I looked at the most popular libs on https://github.com/clojure, the official libs of the clojure project. I defined popularity by the number of watchers, lacking a better criterion. Here are the top projects sorted by number of watchers when I looked recently. Ignoring those in single digits and all java.* projects, here they are:
- Substituting an appropriate CLR exception class. For example, InvalidArgumentException becomes ArgumentException. If a throw uses Exception, that will work as is.
- Substituting interop method names. For example, toString becomes ToString, hashCode becomes GetHashCode, etc. Most String methods and some I/O methods just need capitialization. BTW, ClojureCLR preserves case on most clojure.lang class method names so they don't need to be changed. (You're welcome.) Also, method names on protocols won't need to be changed.
I'll refer to these kinds of changes below as the usual.
I did a quick scan of the source of each project to estimate the effort required to port the project to ClojureCLR. In the order given above, here are some comments on each.
core.logic: This is one of the larger projects. The usual, and not that much of it. The only thing I saw that might take a little more investigation is that the deftype Pair implements java.util.Map$Entry. (See below for more.) Easy. (Unless it requires actual thought, in which case you'd have to understand the code, and that would make it a Challenge.)
core.match: Another large project. The usual, and not much of it. The bean-match function will require adaptation to CLR classes and the regular expression matcher will need to be examined -- JVM vs CLR regexes always requires a look. Of most concern is the deftype MapPattern that mentions java.util.Map. The question is always dealing with IDictionary and IDictionary<K,V> -- support for arbitray generics is always tricky. Probably Easy, with the same caveat as core.logic.
tools.nrepl: This is likely to be tricky. There are some Java classes that will have to be ported. Of greater concern is the amount of low-level I/O on sockets. At best, a Medium project, likely a Challenge. Given that this project is being redesigned, it might be wise to wait for 2.0 and then put in the effort.
tools.cli: The uusual, and not much of it. There is a test that uses an Integer method. Trivial.
data.finger-tree: The usual. The only concern is the mention of java.util.Set. There is no System.Collections.ISet, only System.Collections.Generic.ISet<T>, so some thought will be required.
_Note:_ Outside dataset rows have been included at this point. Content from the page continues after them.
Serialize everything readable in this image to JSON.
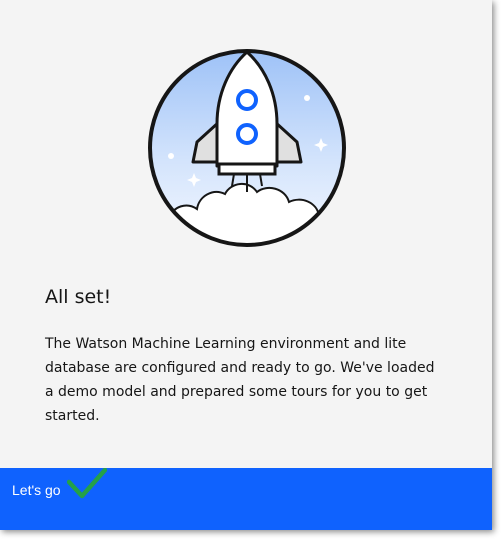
{
  "dialog": {
    "title": "All set!",
    "body": "The Watson Machine Learning environment and lite database are configured and ready to go. We've loaded a demo model and prepared some tours for you to get started.",
    "illustration_icon": "rocket-launch-illustration",
    "primary_button": {
      "label": "Let's go",
      "icon": "checkmark-icon"
    }
  },
  "colors": {
    "primary": "#0f62fe",
    "background": "#f4f4f4",
    "text": "#161616",
    "check": "#24a148"
  }
}
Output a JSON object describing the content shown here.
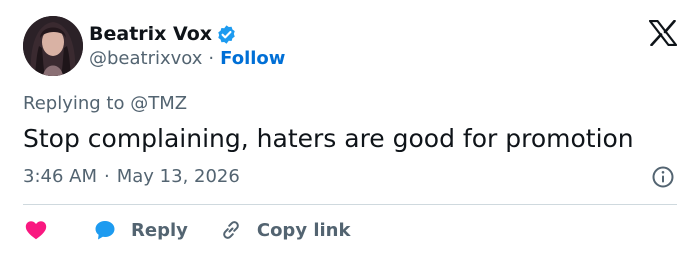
{
  "author": {
    "display_name": "Beatrix Vox",
    "handle": "@beatrixvox",
    "separator": "·",
    "follow_label": "Follow",
    "verified": true
  },
  "tweet": {
    "replying_prefix": "Replying to",
    "replying_to": "@TMZ",
    "text": "Stop complaining, haters are good for promotion",
    "time": "3:46 AM",
    "date_separator": "·",
    "date": "May 13, 2026"
  },
  "actions": {
    "reply_label": "Reply",
    "copy_link_label": "Copy link"
  },
  "icons": {
    "verified": "verified-badge-icon",
    "logo": "x-logo-icon",
    "info": "info-icon",
    "like": "heart-icon",
    "reply": "speech-bubble-icon",
    "copy": "link-icon"
  },
  "colors": {
    "accent": "#006fd6",
    "verified": "#1d9bf0",
    "like": "#f91880",
    "reply": "#1d9bf0",
    "text": "#0f1419",
    "muted": "#536471",
    "divider": "#cfd9de"
  }
}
At worst, Medium; more likely Easy.
tools.logging: This will take some work because adapters for .Net logging tools will have be developed. One might consider log4net, ELMAH, NLog. The good news is that the code is designed to plug different adapters into its framework, so developing new adapters should be easy, requiring mostly a decent knowledge of the target logging framework. Most of the tests will have to be rewritten. Medium, probably fun.
core.unify: The usual. The same concern about java.util.Map mentioned for core.match. I'm guessing this is trivial here. Easy.
data.json: We know exactly how much work this will take. See Porting libs to ClojureCLR: an example.
test.generative: Needs tools.namespace. That didn't make the popularity cut, but it should be barely Medium to port, mostly due to the need to think a little about the I/O interop. In test.generative, there are some library calls, to Random, Math.* methods, system time, etc., that will take a little more work than just the usual. Barely Medium.
core.cache: A moment's thought about replacing java.lang.Iterable in the definition of defcache. Otherwise, just the usual. Easy.
core.memoize: Needs core.cache. Might work as-is! Trivial.
algo.monads: Might work as-is! Trivial. Hey, when was the last time you saw 'trivial' and 'monads' in such proximity?
data.xml: The README notes that is is not yet ready for use. Really, this should be called java.xml because of its dependence on org.xml.sax, java.xml.parsers, etc. This will require a major rewrite. Until this is complete, I can't say how hard it will be.
test.benchmark: Looks straightforward. Easy.
core.incubator: The toughest thing is reference to java.util.Map (see above). Trivial.
data.csv: The I/O will take some time, but at worst a Medium. A very Easy Medium at that.
tools.macro: Appears to be Trivial.
So, what are you waiting for. Plenty of easy ones to get started with and a few more challenging ones. Whatever you pick, you'll have a chance to read some good Clojure code, always a worthwhile exercise.
Where are the hard ones, you ask? They certainly exist, just not among the official contrib libs. There are plenty of other Clojure projects floating around that will require significant effort.
Port a lib today!
A note on java.util.Map$Entry: clojure.lang.IMapEntry extends java.util.Map$Entry on the JVM. ClojureCLR could not do that because the equivalent to Map$Entry, System.Collections.DictionaryEntry, is a struct and can't be subclassed. Also, we have the problem with the generic System.Collections.Generic.KeyValuePair<TKey,TValue>. I shudder when I see Map$Entry; this is a sign that real thinking will be required.